BEGIN DATA

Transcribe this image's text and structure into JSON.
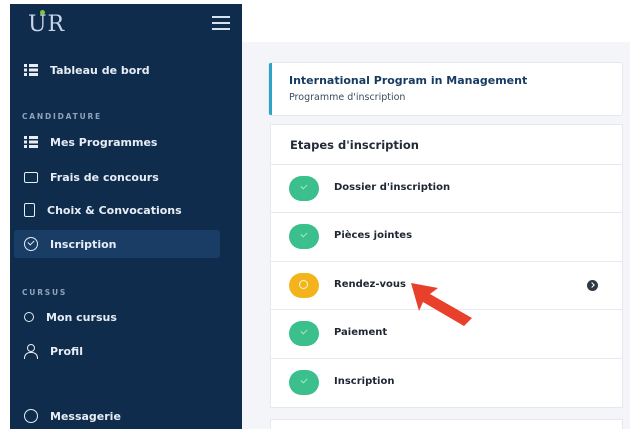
{
  "brand": {
    "logo_text": "UR",
    "accent_color": "#7dc242"
  },
  "sidebar": {
    "background": "#102c4d",
    "top_item": {
      "label": "Tableau de bord",
      "icon": "list-icon"
    },
    "sections": [
      {
        "title": "CANDIDATURE",
        "items": [
          {
            "label": "Mes Programmes",
            "icon": "list-icon"
          },
          {
            "label": "Frais de concours",
            "icon": "payment-card-icon"
          },
          {
            "label": "Choix & Convocations",
            "icon": "document-icon"
          },
          {
            "label": "Inscription",
            "icon": "check-circle-icon",
            "active": true
          }
        ]
      },
      {
        "title": "CURSUS",
        "items": [
          {
            "label": "Mon cursus",
            "icon": "medal-icon"
          },
          {
            "label": "Profil",
            "icon": "user-icon"
          }
        ]
      }
    ],
    "bottom_item": {
      "label": "Messagerie",
      "icon": "chat-icon"
    }
  },
  "program": {
    "title": "International Program in Management",
    "subtitle": "Programme d'inscription",
    "accent_color": "#2fa3c5"
  },
  "steps": {
    "header": "Etapes d'inscription",
    "completed_color": "#3bbf8c",
    "pending_color": "#f3b41b",
    "items": [
      {
        "label": "Dossier d'inscription",
        "status": "completed"
      },
      {
        "label": "Pièces jointes",
        "status": "completed"
      },
      {
        "label": "Rendez-vous",
        "status": "pending",
        "current": true
      },
      {
        "label": "Paiement",
        "status": "completed"
      },
      {
        "label": "Inscription",
        "status": "completed"
      }
    ]
  },
  "annotation": {
    "arrow_color": "#e8402a"
  }
}
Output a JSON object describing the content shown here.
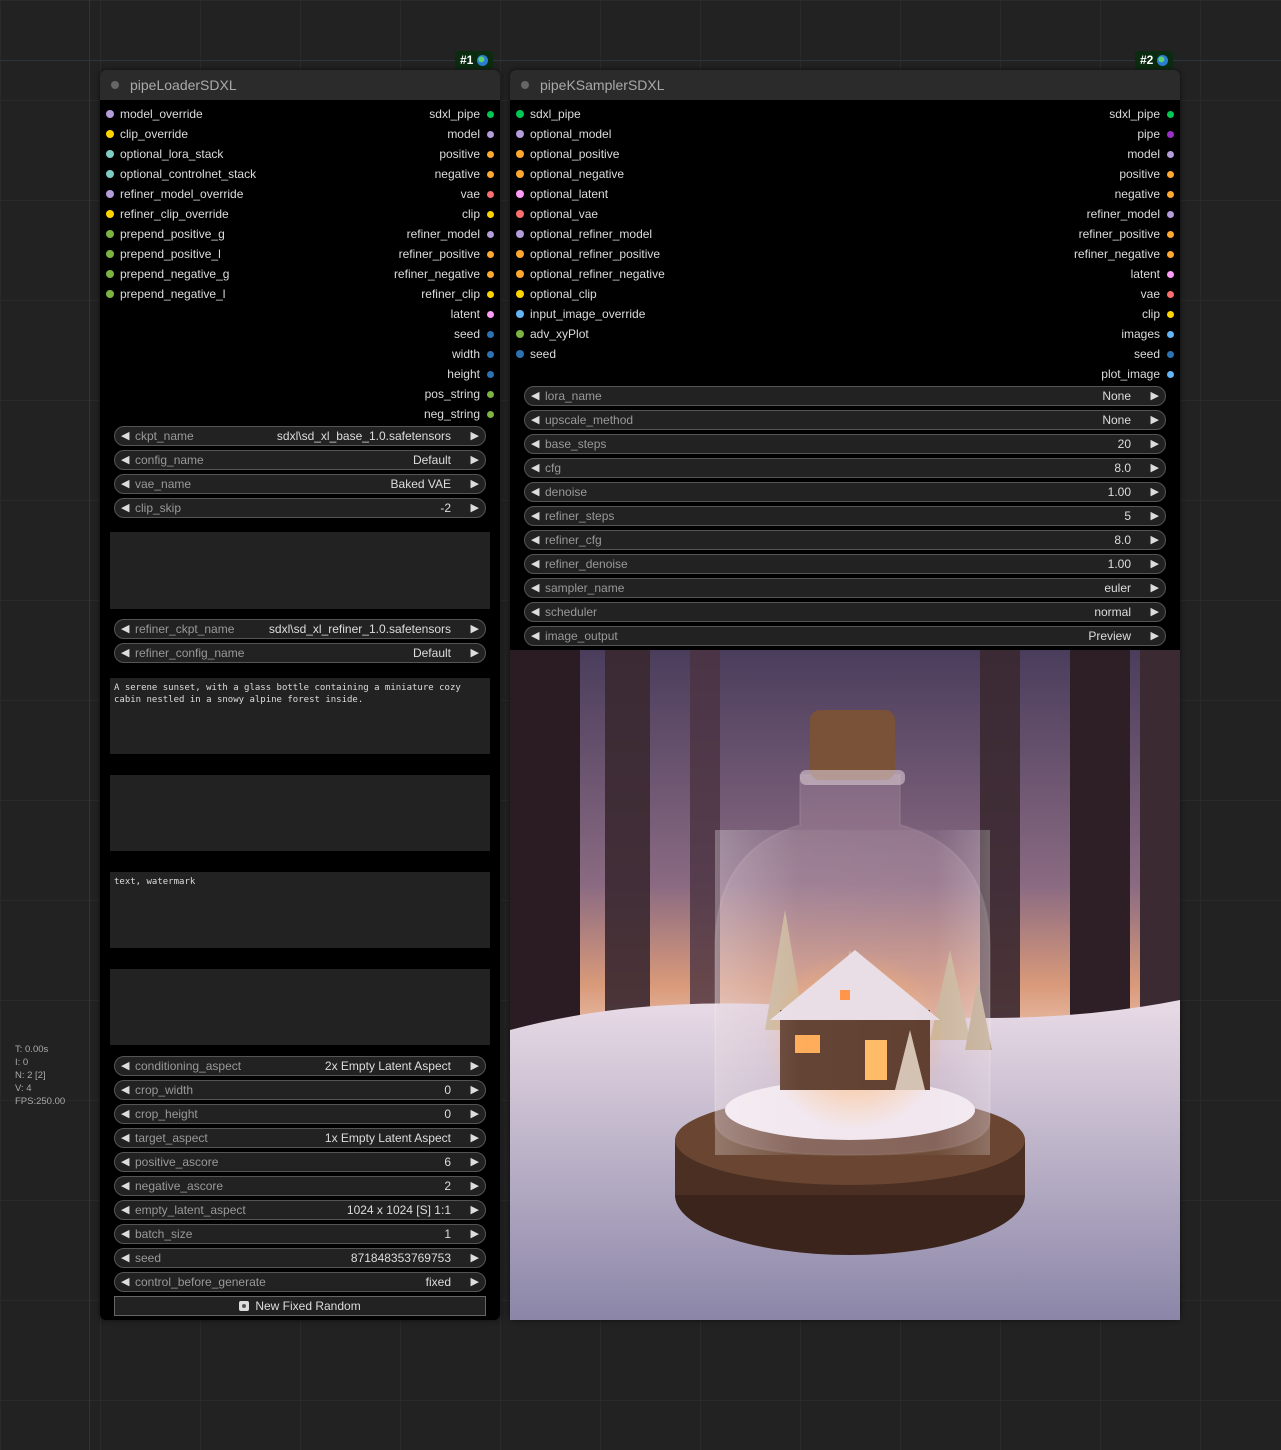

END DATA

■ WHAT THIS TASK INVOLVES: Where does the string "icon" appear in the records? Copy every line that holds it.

■ ANSWER:
      "icon": "list-icon"
            "icon": "list-icon"
            "icon": "payment-card-icon"
            "icon": "document-icon"
            "icon": "check-circle-icon",
            "icon": "medal-icon"
            "icon": "user-icon"
      "icon": "chat-icon"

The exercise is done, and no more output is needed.